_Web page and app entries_
______________________________

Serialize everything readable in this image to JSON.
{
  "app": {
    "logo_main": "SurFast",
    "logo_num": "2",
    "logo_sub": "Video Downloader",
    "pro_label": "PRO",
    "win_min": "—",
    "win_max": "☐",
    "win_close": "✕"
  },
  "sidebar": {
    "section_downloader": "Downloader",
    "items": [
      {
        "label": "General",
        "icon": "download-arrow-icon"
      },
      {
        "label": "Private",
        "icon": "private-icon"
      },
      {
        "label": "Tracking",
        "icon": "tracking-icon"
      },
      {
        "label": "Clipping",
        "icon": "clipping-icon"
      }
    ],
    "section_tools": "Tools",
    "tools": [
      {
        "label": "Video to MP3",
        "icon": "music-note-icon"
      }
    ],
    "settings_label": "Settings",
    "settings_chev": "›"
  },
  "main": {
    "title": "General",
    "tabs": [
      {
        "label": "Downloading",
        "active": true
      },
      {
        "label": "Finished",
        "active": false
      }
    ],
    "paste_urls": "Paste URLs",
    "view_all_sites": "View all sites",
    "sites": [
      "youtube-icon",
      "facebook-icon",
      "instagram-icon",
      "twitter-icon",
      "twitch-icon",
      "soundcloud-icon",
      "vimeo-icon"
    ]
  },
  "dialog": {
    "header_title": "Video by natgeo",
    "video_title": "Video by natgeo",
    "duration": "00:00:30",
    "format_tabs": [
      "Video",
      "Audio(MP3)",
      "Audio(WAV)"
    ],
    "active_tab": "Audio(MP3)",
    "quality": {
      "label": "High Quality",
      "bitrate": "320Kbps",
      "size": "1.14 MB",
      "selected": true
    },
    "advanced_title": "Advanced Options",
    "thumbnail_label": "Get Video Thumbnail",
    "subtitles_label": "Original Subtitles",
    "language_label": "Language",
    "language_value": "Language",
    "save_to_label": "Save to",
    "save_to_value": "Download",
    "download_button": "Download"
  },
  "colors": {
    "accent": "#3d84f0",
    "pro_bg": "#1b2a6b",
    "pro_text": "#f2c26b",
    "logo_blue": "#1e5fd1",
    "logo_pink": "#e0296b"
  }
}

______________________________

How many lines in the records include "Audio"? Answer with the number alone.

_Result of this exercise_
3